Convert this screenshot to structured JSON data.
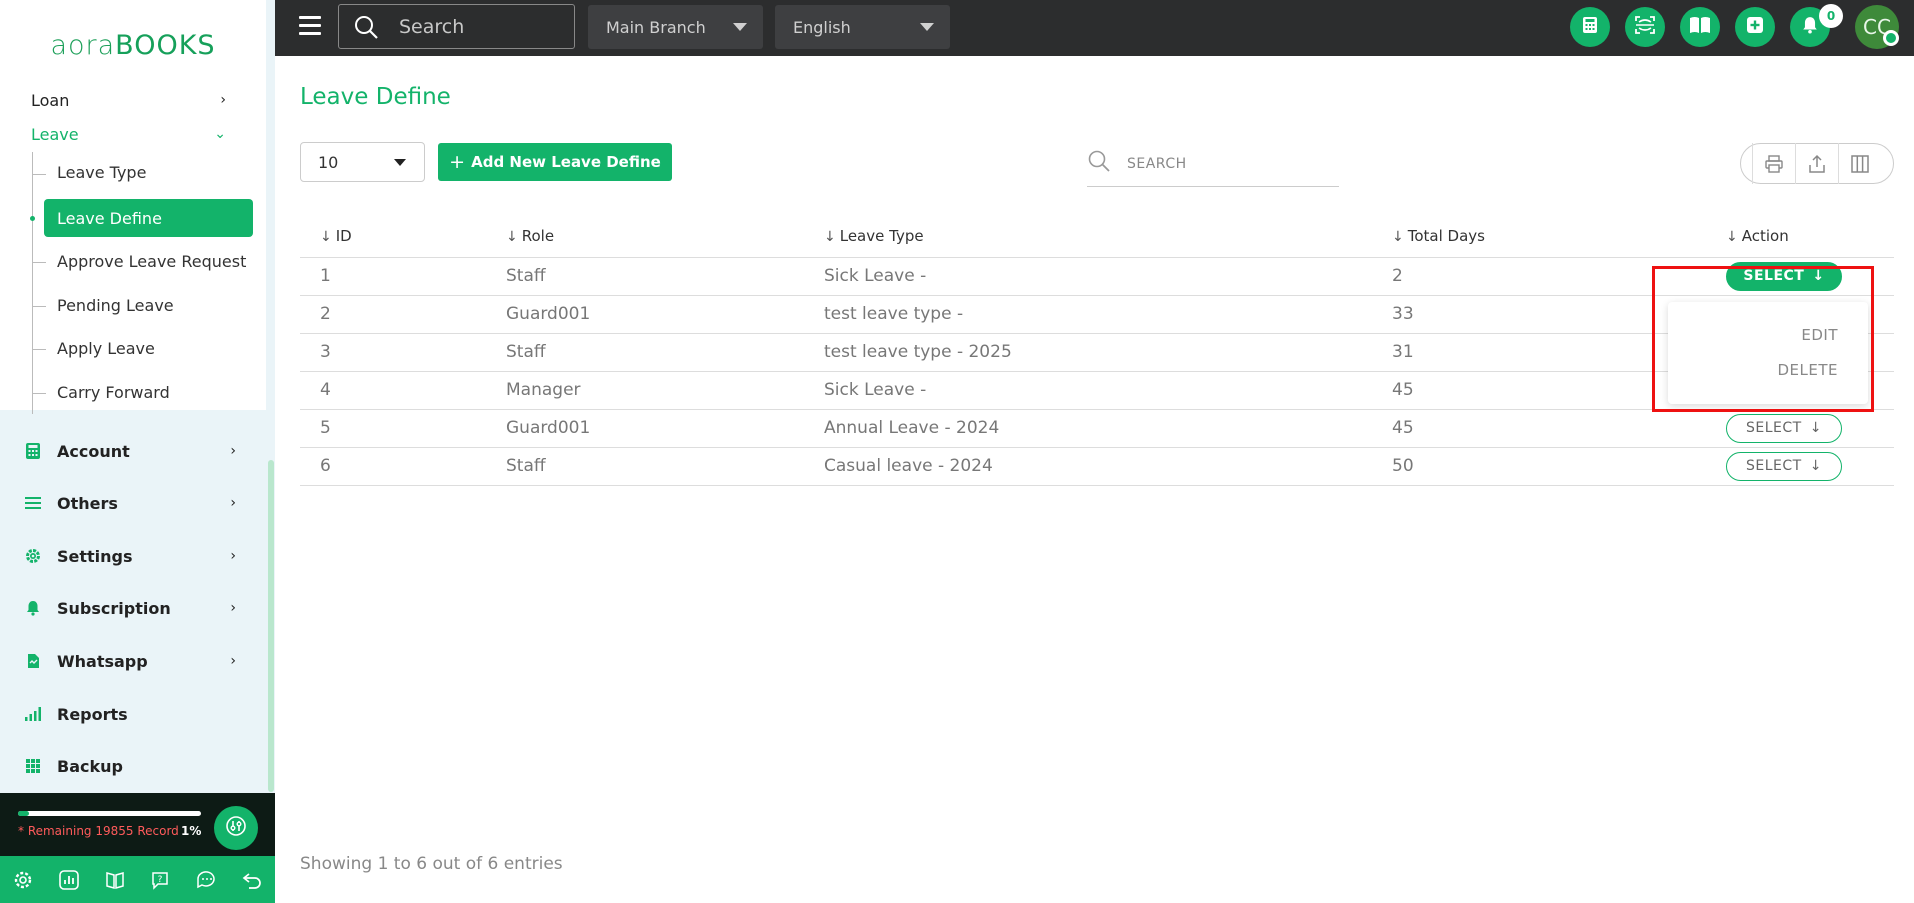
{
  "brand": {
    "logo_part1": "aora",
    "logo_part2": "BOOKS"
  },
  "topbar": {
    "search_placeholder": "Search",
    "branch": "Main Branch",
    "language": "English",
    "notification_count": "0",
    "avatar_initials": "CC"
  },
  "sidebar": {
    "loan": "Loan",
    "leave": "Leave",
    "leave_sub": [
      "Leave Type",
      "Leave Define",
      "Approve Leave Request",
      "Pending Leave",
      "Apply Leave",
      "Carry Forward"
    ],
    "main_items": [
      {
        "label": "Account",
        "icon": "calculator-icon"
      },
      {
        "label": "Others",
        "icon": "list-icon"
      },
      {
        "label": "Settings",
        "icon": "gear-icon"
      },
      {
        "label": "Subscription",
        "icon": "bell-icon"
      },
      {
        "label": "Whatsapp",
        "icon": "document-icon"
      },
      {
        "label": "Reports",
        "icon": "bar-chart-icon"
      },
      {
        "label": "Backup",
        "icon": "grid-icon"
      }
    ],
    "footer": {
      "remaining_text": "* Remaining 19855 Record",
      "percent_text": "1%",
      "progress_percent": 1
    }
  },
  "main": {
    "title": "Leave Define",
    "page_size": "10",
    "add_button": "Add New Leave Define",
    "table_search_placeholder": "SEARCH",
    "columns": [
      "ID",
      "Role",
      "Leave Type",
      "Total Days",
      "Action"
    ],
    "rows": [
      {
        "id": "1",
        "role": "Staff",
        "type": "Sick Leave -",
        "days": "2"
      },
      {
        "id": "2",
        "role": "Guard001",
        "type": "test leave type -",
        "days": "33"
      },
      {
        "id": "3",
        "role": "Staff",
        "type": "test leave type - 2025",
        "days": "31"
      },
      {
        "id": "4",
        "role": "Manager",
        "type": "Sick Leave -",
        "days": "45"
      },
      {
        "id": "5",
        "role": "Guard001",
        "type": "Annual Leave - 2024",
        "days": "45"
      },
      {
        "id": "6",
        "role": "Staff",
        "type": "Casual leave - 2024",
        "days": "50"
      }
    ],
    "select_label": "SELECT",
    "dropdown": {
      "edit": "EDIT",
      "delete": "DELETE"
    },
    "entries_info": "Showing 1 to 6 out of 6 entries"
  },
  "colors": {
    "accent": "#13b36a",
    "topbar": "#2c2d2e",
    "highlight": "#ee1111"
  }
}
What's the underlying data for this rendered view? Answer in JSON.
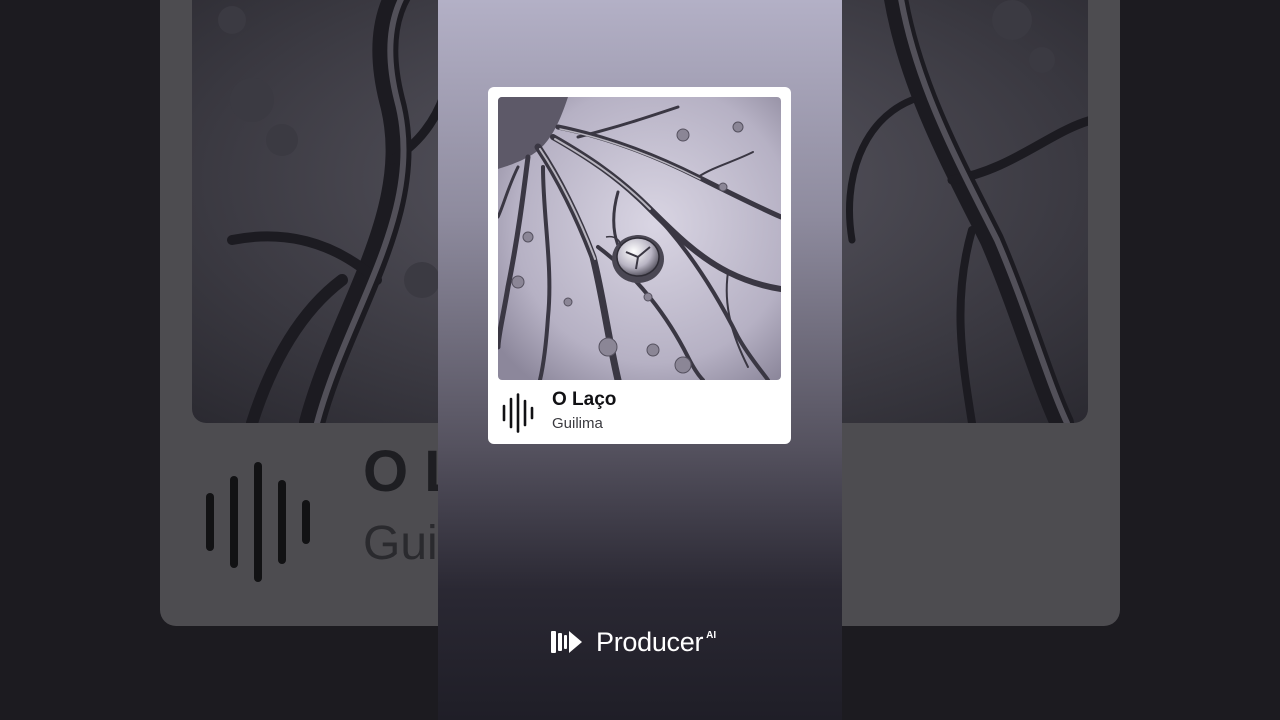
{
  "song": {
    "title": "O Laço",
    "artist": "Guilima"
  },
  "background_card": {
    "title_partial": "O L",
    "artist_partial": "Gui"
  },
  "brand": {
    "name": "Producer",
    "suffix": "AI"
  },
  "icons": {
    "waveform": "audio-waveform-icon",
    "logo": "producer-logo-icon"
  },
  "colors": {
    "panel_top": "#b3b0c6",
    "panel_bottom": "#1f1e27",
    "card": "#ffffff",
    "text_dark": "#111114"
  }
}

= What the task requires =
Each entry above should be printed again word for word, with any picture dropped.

= Response =
Convert this screenshot to structured JSON data.
{
  "brand": {
    "logo_part1": "aora",
    "logo_part2": "BOOKS"
  },
  "topbar": {
    "search_placeholder": "Search",
    "branch": "Main Branch",
    "language": "English",
    "notification_count": "0",
    "avatar_initials": "CC"
  },
  "sidebar": {
    "loan": "Loan",
    "leave": "Leave",
    "leave_sub": [
      "Leave Type",
      "Leave Define",
      "Approve Leave Request",
      "Pending Leave",
      "Apply Leave",
      "Carry Forward"
    ],
    "main_items": [
      {
        "label": "Account",
        "icon": "calculator-icon"
      },
      {
        "label": "Others",
        "icon": "list-icon"
      },
      {
        "label": "Settings",
        "icon": "gear-icon"
      },
      {
        "label": "Subscription",
        "icon": "bell-icon"
      },
      {
        "label": "Whatsapp",
        "icon": "document-icon"
      },
      {
        "label": "Reports",
        "icon": "bar-chart-icon"
      },
      {
        "label": "Backup",
        "icon": "grid-icon"
      }
    ],
    "footer": {
      "remaining_text": "* Remaining 19855 Record",
      "percent_text": "1%",
      "progress_percent": 1
    }
  },
  "main": {
    "title": "Leave Define",
    "page_size": "10",
    "add_button": "Add New Leave Define",
    "table_search_placeholder": "SEARCH",
    "columns": [
      "ID",
      "Role",
      "Leave Type",
      "Total Days",
      "Action"
    ],
    "rows": [
      {
        "id": "1",
        "role": "Staff",
        "type": "Sick Leave -",
        "days": "2"
      },
      {
        "id": "2",
        "role": "Guard001",
        "type": "test leave type -",
        "days": "33"
      },
      {
        "id": "3",
        "role": "Staff",
        "type": "test leave type - 2025",
        "days": "31"
      },
      {
        "id": "4",
        "role": "Manager",
        "type": "Sick Leave -",
        "days": "45"
      },
      {
        "id": "5",
        "role": "Guard001",
        "type": "Annual Leave - 2024",
        "days": "45"
      },
      {
        "id": "6",
        "role": "Staff",
        "type": "Casual leave - 2024",
        "days": "50"
      }
    ],
    "select_label": "SELECT",
    "dropdown": {
      "edit": "EDIT",
      "delete": "DELETE"
    },
    "entries_info": "Showing 1 to 6 out of 6 entries"
  },
  "colors": {
    "accent": "#13b36a",
    "topbar": "#2c2d2e",
    "highlight": "#ee1111"
  }
}
What's the underlying data for this rendered view? Answer in JSON.
{
  "song": {
    "title": "O Laço",
    "artist": "Guilima"
  },
  "background_card": {
    "title_partial": "O L",
    "artist_partial": "Gui"
  },
  "brand": {
    "name": "Producer",
    "suffix": "AI"
  },
  "icons": {
    "waveform": "audio-waveform-icon",
    "logo": "producer-logo-icon"
  },
  "colors": {
    "panel_top": "#b3b0c6",
    "panel_bottom": "#1f1e27",
    "card": "#ffffff",
    "text_dark": "#111114"
  }
}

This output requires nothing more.